_The problem_
Which lines in the data below contain the string "days"? Show each one.

_Exercise material_
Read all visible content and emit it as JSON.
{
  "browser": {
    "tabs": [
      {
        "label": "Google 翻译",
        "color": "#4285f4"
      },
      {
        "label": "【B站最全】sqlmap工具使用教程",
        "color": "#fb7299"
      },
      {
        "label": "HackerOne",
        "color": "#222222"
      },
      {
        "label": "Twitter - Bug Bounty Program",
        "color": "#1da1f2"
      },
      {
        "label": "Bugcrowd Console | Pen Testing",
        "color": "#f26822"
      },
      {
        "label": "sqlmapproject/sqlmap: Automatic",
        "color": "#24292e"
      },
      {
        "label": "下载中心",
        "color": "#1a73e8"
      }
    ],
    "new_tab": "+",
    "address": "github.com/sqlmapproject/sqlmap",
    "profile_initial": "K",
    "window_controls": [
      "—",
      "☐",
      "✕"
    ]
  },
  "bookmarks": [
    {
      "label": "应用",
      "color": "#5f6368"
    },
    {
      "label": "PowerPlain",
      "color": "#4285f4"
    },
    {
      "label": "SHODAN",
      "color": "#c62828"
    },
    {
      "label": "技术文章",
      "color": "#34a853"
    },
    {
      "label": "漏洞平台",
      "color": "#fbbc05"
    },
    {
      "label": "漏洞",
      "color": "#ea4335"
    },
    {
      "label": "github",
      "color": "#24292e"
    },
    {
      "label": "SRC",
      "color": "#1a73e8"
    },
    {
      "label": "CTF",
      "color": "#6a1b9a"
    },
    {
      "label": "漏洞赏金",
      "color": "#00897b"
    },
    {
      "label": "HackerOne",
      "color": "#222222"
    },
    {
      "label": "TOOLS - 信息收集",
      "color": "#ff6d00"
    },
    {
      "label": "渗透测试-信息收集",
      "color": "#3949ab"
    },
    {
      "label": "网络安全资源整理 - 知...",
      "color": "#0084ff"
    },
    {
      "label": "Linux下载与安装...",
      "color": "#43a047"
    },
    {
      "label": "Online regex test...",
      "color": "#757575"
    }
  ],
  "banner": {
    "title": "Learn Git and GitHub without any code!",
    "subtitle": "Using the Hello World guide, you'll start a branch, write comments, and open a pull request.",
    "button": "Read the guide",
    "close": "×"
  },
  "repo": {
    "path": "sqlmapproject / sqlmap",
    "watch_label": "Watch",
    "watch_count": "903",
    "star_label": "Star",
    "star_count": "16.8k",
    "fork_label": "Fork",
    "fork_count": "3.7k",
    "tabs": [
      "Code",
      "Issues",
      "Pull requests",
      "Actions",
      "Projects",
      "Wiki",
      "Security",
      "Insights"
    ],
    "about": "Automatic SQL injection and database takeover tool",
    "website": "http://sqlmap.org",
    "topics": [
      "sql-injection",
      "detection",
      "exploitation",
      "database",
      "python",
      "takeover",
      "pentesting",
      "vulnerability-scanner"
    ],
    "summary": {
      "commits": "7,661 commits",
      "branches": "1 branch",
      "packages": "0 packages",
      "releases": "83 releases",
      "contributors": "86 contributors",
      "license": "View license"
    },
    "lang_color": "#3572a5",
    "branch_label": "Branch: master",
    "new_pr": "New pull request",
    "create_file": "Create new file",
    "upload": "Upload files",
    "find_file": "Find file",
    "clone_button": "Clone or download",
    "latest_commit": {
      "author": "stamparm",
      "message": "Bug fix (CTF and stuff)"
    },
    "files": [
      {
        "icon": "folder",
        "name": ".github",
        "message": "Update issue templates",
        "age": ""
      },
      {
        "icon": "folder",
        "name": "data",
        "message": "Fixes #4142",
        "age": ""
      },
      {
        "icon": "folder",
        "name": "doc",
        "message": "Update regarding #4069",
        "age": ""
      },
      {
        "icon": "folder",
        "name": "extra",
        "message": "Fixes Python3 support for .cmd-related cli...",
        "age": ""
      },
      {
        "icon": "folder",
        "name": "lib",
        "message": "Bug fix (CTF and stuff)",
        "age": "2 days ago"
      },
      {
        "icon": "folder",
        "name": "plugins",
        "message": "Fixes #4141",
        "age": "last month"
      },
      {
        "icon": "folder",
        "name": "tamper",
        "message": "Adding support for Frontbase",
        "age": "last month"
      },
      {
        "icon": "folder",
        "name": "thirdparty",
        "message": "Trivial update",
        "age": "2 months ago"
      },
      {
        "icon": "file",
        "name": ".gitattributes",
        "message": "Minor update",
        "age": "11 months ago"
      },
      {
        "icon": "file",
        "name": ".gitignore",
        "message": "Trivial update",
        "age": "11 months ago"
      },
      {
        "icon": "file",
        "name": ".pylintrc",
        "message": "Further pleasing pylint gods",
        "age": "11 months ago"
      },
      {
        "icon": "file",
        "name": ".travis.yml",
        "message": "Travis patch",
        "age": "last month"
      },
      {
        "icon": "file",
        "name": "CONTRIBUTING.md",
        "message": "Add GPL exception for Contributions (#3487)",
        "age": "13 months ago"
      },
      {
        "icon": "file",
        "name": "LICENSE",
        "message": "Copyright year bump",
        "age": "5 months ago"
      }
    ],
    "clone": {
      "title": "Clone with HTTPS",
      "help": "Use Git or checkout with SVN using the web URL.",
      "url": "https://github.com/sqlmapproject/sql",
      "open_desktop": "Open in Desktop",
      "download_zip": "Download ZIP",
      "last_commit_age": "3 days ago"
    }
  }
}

_Task output_
        "age": "2 days ago"
      "last_commit_age": "3 days ago"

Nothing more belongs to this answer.